The sad irony is, if I’m not mistaken, that SpongeBob is like the most successful cartoon on TV, and it is an outline-written, storyboard artist -driven show about an idiot who is a sponge and his retard friend who is a starfish. It’s smart and funny as hell, and yet you could never sell a show like that to the other networks. Another untold truth is that there are some very UNtalented cartoonist/creators that have sold shows that stink and have damaged the network’s faith in the “creator-driven” system. But every few years, trends change, regimes are overthrown. We will see.
Chris Reccardi in the studio
MH- Which shows did you create the musical scores for?
CR- I scored the entire Modifyers pilot, used live drums and everything. I played upright bass on the Ren & Stimpy themes, and scored parts of “Hard Times for Haggis”, “Hermit Ren”, “A Hard Day’s Luck” and “Ren’s Brain” as well as the aforementioned “Imp, Inc.” I will probably score at least one of my new shorts. I played guitar and backing vox on “The Happy Happy Joy Joy” song which got used in a cake commercial last year. That’s where the real money is. I’m in the wrong business.
MH- Any upcoming musical projects we should know about?
I’ve been working on a solo album forever, but most recently have put together a new group Cosmopollus which started as a fun commitment to play live at Lynne (Naylor’s) recent solo show, “Arlice’s Odyssey” at M Modern in September. But since, a string of gigs have come up, so we’re rehearsing a lot, and building up a good live show.
MH- I really like your song, “Sigma Five”. Did you compose and perform that work? Is that you singing?
CR- Yes, all the instruments and vocals. All vintage keyboards I might add—a Fender Rhodes, ARP Odyssey, Arp Solina String Ensemble. We are falling over instruments at home. It’s ridiculous.
MH- I downloaded the tracks on your website. They are awesome.
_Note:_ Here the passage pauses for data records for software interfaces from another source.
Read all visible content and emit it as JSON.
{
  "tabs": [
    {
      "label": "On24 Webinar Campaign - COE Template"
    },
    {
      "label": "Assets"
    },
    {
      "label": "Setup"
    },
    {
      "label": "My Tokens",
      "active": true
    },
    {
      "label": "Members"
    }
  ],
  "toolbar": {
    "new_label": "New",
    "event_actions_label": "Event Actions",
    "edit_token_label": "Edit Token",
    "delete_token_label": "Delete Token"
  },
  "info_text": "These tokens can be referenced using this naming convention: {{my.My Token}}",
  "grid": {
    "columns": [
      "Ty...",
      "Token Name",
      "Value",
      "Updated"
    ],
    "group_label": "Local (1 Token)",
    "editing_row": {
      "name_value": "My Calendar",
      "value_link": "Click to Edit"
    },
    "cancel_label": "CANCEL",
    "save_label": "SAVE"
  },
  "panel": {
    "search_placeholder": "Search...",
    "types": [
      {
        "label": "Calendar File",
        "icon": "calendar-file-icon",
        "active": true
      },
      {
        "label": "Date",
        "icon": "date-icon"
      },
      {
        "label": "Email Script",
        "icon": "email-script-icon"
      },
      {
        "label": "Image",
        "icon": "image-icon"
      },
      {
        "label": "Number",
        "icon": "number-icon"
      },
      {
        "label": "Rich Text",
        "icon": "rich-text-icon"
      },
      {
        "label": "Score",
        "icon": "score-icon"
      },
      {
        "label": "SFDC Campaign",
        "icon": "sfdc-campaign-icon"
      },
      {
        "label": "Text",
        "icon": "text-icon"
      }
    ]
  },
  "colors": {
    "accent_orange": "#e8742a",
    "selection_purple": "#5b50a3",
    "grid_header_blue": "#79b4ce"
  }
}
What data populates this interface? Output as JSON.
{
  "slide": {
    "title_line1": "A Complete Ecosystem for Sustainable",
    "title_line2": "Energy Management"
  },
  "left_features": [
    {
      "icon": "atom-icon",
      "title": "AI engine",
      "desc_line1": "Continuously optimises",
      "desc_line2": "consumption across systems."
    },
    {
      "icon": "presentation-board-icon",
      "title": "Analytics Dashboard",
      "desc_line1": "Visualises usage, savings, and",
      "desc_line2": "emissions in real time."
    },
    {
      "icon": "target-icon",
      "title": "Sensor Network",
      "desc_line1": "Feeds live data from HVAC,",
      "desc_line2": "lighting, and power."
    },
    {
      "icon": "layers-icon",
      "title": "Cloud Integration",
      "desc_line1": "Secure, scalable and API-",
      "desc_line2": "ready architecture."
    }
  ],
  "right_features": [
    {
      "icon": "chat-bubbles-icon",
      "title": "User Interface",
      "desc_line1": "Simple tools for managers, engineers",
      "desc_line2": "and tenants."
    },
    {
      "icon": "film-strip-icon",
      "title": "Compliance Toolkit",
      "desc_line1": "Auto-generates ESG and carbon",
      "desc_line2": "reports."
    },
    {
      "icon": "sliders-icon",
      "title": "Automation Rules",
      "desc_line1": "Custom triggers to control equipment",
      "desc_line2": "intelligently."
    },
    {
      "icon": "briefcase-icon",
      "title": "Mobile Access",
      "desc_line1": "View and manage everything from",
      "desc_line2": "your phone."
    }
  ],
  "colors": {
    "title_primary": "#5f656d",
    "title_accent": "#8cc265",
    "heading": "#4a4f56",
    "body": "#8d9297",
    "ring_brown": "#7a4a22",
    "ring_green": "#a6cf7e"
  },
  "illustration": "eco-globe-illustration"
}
Is an album going to come out anytime soon?
CR- I plan on taking time off at the end of ’09 and finishing it. That’s my dream. That, and having a normal non-working weekend.
Reccardi? Yes. In all his psycho-pop glory
MH- Is there somewhere I can hear more audio tracks of yours?
CR- Call me up! I’ll be posting on my website and MySpace over the next few months here.
MH-Are you going to make animations for your music?
CR- That is another dream of mine—to be used as part of a live performance. I have one storyboarded. I just need to figure out how to not sleep at night.
MH- When doing musical scoring for cartoons, do you have to think in the same way as when storyboarding?
CR- Usually, yes. I mean, at times you want to lay low and not step on the action or mood, and other times you want to enhance it. The general rules of pacing apply, but there are exceptions to any rule. You can have a waltz over a violent beating if it’s funny and done right. It should be the director’s call, not the composer’s. But if you’re both, you can anticipate these things up front.
MH-Cartoons, music, and painting are all what you do for real. They are like the coolest things ever. How can you top it? What do you do for a hobby? Juggle chain saws? Build robot monkeys?
CR- One should know that it’s all very hard work and not always fun. But I’ve had all of the shit jobs, so I still appreciate it. To answer your question: Snowboarding, Beer.
Sixty-Six a just released print by Reccardi